Exercise details
Where a line below carries the word "Address", include it in the count, then give the count alone.

Records contained in a dataset:
+++

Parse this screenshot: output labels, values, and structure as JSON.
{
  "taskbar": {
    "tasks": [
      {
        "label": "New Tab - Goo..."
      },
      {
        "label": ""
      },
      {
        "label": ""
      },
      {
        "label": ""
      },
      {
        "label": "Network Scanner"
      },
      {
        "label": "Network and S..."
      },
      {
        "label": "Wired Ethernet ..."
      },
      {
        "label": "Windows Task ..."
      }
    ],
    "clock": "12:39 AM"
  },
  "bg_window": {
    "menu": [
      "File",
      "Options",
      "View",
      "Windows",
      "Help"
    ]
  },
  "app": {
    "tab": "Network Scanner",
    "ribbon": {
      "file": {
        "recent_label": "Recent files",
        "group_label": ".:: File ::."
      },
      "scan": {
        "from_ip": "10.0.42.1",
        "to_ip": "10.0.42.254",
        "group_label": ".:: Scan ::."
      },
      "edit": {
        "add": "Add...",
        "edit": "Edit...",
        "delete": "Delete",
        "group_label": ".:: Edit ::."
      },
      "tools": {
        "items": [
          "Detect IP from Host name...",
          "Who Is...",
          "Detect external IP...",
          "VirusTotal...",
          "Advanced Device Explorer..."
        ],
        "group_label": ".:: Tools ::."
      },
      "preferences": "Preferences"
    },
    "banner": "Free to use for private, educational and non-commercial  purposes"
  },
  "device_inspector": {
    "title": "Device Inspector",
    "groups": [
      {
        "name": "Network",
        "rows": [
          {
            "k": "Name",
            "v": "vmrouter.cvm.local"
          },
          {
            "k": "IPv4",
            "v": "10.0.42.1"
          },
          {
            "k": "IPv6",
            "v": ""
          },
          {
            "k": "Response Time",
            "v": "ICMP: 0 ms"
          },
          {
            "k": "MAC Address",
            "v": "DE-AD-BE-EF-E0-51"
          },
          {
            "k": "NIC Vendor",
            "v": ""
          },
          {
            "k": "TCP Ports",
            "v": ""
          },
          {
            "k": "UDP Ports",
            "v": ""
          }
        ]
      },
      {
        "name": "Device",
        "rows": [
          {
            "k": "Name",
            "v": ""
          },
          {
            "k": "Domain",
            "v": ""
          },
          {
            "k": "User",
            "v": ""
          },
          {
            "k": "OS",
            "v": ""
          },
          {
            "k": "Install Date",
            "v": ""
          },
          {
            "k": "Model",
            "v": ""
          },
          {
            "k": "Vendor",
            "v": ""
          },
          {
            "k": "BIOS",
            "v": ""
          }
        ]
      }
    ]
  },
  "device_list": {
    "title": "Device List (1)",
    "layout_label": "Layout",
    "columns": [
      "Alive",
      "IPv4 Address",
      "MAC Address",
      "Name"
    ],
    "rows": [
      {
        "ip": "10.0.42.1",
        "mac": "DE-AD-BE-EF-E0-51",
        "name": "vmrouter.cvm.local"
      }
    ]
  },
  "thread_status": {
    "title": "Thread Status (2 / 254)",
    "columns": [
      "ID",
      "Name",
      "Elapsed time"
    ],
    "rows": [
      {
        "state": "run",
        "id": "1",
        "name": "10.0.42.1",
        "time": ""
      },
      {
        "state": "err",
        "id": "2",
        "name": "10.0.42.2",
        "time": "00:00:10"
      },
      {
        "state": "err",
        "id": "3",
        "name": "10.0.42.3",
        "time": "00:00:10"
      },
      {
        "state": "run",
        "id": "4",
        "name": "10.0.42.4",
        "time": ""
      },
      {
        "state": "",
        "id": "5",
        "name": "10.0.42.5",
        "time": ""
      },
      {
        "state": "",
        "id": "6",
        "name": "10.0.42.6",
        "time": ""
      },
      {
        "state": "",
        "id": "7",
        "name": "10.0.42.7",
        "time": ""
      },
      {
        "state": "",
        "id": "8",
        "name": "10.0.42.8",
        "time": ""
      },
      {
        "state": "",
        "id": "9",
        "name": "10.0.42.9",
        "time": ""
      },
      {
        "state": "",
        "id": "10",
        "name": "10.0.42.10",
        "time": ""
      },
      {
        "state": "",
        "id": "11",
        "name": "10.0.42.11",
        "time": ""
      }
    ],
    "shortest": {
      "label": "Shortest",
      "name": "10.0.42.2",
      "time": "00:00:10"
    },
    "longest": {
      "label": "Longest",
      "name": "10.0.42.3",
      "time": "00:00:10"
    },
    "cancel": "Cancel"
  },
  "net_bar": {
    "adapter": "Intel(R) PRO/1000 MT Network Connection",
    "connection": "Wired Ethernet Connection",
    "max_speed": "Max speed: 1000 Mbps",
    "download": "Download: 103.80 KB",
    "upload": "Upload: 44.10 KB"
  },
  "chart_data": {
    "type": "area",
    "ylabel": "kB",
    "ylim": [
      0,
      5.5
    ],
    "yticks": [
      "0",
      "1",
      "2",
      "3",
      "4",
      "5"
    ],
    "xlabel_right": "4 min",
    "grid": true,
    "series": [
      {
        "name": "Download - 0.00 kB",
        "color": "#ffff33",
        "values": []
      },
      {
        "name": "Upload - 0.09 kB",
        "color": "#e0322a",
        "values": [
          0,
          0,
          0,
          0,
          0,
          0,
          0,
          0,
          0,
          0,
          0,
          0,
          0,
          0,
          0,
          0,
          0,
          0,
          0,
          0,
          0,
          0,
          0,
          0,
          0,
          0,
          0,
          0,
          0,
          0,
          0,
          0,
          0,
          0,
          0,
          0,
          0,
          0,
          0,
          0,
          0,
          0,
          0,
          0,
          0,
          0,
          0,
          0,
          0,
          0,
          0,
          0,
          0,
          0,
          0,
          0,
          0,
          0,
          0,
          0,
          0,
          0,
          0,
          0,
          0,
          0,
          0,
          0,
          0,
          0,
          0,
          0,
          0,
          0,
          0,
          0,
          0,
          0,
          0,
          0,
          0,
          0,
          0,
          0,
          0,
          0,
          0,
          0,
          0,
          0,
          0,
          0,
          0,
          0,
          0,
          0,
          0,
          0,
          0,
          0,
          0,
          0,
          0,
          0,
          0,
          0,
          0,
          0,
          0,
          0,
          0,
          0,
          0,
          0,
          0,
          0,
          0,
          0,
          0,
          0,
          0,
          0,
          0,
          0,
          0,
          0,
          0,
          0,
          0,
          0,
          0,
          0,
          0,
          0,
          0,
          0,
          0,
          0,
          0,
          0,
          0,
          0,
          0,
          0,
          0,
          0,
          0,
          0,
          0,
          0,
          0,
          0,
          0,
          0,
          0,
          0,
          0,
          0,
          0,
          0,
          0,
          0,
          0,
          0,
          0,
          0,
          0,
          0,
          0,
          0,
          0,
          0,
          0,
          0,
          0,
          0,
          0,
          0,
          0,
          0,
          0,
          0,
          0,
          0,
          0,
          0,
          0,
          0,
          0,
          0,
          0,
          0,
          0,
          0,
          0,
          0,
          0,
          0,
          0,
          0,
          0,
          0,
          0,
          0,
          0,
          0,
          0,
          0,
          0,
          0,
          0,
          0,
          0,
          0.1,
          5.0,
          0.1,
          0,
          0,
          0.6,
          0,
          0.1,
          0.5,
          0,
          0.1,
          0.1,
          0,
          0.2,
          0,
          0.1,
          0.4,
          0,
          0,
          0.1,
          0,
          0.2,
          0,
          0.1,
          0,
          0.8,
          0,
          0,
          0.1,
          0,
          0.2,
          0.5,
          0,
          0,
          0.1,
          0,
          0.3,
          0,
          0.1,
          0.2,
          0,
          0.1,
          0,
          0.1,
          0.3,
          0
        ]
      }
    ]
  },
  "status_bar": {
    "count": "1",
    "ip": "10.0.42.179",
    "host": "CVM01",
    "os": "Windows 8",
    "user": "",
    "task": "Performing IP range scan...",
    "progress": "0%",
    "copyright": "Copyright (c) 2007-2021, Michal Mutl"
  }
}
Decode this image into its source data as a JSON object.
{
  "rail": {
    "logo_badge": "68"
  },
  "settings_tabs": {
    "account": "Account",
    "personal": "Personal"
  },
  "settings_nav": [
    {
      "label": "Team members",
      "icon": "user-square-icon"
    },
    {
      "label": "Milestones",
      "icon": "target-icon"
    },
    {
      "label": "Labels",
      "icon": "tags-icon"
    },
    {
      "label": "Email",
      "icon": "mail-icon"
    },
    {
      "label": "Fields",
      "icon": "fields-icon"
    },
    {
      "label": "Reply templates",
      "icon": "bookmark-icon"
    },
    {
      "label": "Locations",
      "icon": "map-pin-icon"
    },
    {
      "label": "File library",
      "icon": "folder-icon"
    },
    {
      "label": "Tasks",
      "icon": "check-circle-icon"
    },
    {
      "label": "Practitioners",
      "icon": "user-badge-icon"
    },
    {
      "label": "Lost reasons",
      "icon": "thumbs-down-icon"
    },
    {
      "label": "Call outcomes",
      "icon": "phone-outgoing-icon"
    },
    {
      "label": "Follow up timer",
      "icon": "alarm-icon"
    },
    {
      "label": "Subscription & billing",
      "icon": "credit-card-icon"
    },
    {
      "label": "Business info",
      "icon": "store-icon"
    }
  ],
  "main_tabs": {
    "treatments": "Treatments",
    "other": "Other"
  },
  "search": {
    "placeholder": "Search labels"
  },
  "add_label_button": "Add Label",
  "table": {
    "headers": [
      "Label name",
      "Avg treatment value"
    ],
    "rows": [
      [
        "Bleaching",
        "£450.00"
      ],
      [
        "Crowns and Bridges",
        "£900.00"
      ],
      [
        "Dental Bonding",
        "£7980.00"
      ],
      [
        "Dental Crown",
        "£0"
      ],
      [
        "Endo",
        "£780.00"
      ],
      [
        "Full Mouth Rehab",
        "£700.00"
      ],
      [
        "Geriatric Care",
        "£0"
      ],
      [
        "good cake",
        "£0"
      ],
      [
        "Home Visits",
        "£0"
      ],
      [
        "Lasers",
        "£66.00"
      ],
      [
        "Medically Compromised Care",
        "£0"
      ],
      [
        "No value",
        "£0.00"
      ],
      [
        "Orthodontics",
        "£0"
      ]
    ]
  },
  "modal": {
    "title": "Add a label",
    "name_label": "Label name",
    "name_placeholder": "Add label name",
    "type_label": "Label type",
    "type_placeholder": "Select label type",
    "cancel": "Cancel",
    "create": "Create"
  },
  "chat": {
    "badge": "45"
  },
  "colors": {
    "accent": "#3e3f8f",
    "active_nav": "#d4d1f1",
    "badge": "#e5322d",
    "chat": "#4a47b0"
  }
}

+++

Answer section
3